◆ What the task requires
Repeat the data exactly as it stands.

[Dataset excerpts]
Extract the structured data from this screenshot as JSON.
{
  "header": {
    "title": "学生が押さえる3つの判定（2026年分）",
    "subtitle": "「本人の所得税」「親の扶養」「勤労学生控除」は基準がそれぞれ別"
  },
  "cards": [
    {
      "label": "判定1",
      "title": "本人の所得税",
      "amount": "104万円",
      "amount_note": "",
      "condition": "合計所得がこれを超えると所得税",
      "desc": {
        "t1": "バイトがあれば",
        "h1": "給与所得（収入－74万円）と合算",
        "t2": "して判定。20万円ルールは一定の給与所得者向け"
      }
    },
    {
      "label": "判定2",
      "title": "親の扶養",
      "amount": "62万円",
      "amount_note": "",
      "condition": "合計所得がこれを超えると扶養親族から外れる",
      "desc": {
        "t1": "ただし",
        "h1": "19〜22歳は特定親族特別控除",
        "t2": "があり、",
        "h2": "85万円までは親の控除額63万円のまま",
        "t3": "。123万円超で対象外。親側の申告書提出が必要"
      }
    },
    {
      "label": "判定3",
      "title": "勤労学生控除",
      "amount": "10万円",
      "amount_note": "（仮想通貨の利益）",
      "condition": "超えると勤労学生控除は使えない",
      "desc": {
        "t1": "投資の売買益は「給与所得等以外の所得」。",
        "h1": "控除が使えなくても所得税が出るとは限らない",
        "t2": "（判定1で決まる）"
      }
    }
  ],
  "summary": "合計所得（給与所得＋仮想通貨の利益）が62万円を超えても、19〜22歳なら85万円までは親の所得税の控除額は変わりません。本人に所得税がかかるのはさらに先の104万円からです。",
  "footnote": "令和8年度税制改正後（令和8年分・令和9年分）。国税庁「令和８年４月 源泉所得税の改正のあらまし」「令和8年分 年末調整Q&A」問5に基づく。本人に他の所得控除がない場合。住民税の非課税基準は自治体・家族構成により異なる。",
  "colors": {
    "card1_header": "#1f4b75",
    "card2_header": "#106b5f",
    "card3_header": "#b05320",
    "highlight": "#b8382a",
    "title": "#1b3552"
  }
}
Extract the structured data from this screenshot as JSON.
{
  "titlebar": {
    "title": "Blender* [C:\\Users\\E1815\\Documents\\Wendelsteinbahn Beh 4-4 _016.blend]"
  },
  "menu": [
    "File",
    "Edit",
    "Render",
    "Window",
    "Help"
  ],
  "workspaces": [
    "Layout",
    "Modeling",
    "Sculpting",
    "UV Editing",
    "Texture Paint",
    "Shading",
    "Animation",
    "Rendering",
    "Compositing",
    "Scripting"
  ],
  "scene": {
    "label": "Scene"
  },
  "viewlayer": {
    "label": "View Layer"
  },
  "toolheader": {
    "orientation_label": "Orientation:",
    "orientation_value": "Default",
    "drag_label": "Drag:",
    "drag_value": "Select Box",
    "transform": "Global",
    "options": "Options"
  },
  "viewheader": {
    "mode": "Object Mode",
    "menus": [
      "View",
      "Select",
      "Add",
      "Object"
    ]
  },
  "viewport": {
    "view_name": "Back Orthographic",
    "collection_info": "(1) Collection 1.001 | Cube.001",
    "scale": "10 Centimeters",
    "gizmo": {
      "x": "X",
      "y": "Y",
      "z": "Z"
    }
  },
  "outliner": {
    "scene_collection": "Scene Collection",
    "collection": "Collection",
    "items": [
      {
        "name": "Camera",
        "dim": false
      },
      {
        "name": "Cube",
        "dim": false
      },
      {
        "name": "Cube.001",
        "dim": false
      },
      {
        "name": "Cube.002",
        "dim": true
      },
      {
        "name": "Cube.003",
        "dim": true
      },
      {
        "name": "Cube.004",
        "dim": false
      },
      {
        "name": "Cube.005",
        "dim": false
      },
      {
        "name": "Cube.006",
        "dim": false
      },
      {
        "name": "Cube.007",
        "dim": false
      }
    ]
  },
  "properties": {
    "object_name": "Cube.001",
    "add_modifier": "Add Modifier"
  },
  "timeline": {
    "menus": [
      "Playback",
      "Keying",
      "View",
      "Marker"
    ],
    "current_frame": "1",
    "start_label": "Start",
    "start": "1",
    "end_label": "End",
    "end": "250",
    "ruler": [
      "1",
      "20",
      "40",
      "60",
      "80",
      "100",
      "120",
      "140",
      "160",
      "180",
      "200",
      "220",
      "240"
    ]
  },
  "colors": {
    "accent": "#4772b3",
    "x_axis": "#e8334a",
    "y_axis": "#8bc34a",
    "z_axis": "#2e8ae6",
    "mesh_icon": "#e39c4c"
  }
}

◆ Written response
Extract the structured data from this screenshot as JSON.
{
  "header": {
    "title": "学生が押さえる3つの判定（2026年分）",
    "subtitle": "「本人の所得税」「親の扶養」「勤労学生控除」は基準がそれぞれ別"
  },
  "cards": [
    {
      "label": "判定1",
      "title": "本人の所得税",
      "amount": "104万円",
      "amount_note": "",
      "condition": "合計所得がこれを超えると所得税",
      "desc": {
        "t1": "バイトがあれば",
        "h1": "給与所得（収入－74万円）と合算",
        "t2": "して判定。20万円ルールは一定の給与所得者向け"
      }
    },
    {
      "label": "判定2",
      "title": "親の扶養",
      "amount": "62万円",
      "amount_note": "",
      "condition": "合計所得がこれを超えると扶養親族から外れる",
      "desc": {
        "t1": "ただし",
        "h1": "19〜22歳は特定親族特別控除",
        "t2": "があり、",
        "h2": "85万円までは親の控除額63万円のまま",
        "t3": "。123万円超で対象外。親側の申告書提出が必要"
      }
    },
    {
      "label": "判定3",
      "title": "勤労学生控除",
      "amount": "10万円",
      "amount_note": "（仮想通貨の利益）",
      "condition": "超えると勤労学生控除は使えない",
      "desc": {
        "t1": "投資の売買益は「給与所得等以外の所得」。",
        "h1": "控除が使えなくても所得税が出るとは限らない",
        "t2": "（判定1で決まる）"
      }
    }
  ],
  "summary": "合計所得（給与所得＋仮想通貨の利益）が62万円を超えても、19〜22歳なら85万円までは親の所得税の控除額は変わりません。本人に所得税がかかるのはさらに先の104万円からです。",
  "footnote": "令和8年度税制改正後（令和8年分・令和9年分）。国税庁「令和８年４月 源泉所得税の改正のあらまし」「令和8年分 年末調整Q&A」問5に基づく。本人に他の所得控除がない場合。住民税の非課税基準は自治体・家族構成により異なる。",
  "colors": {
    "card1_header": "#1f4b75",
    "card2_header": "#106b5f",
    "card3_header": "#b05320",
    "highlight": "#b8382a",
    "title": "#1b3552"
  }
}
Extract the structured data from this screenshot as JSON.
{
  "titlebar": {
    "title": "Blender* [C:\\Users\\E1815\\Documents\\Wendelsteinbahn Beh 4-4 _016.blend]"
  },
  "menu": [
    "File",
    "Edit",
    "Render",
    "Window",
    "Help"
  ],
  "workspaces": [
    "Layout",
    "Modeling",
    "Sculpting",
    "UV Editing",
    "Texture Paint",
    "Shading",
    "Animation",
    "Rendering",
    "Compositing",
    "Scripting"
  ],
  "scene": {
    "label": "Scene"
  },
  "viewlayer": {
    "label": "View Layer"
  },
  "toolheader": {
    "orientation_label": "Orientation:",
    "orientation_value": "Default",
    "drag_label": "Drag:",
    "drag_value": "Select Box",
    "transform": "Global",
    "options": "Options"
  },
  "viewheader": {
    "mode": "Object Mode",
    "menus": [
      "View",
      "Select",
      "Add",
      "Object"
    ]
  },
  "viewport": {
    "view_name": "Back Orthographic",
    "collection_info": "(1) Collection 1.001 | Cube.001",
    "scale": "10 Centimeters",
    "gizmo": {
      "x": "X",
      "y": "Y",
      "z": "Z"
    }
  },
  "outliner": {
    "scene_collection": "Scene Collection",
    "collection": "Collection",
    "items": [
      {
        "name": "Camera",
        "dim": false
      },
      {
        "name": "Cube",
        "dim": false
      },
      {
        "name": "Cube.001",
        "dim": false
      },
      {
        "name": "Cube.002",
        "dim": true
      },
      {
        "name": "Cube.003",
        "dim": true
      },
      {
        "name": "Cube.004",
        "dim": false
      },
      {
        "name": "Cube.005",
        "dim": false
      },
      {
        "name": "Cube.006",
        "dim": false
      },
      {
        "name": "Cube.007",
        "dim": false
      }
    ]
  },
  "properties": {
    "object_name": "Cube.001",
    "add_modifier": "Add Modifier"
  },
  "timeline": {
    "menus": [
      "Playback",
      "Keying",
      "View",
      "Marker"
    ],
    "current_frame": "1",
    "start_label": "Start",
    "start": "1",
    "end_label": "End",
    "end": "250",
    "ruler": [
      "1",
      "20",
      "40",
      "60",
      "80",
      "100",
      "120",
      "140",
      "160",
      "180",
      "200",
      "220",
      "240"
    ]
  },
  "colors": {
    "accent": "#4772b3",
    "x_axis": "#e8334a",
    "y_axis": "#8bc34a",
    "z_axis": "#2e8ae6",
    "mesh_icon": "#e39c4c"
  }
}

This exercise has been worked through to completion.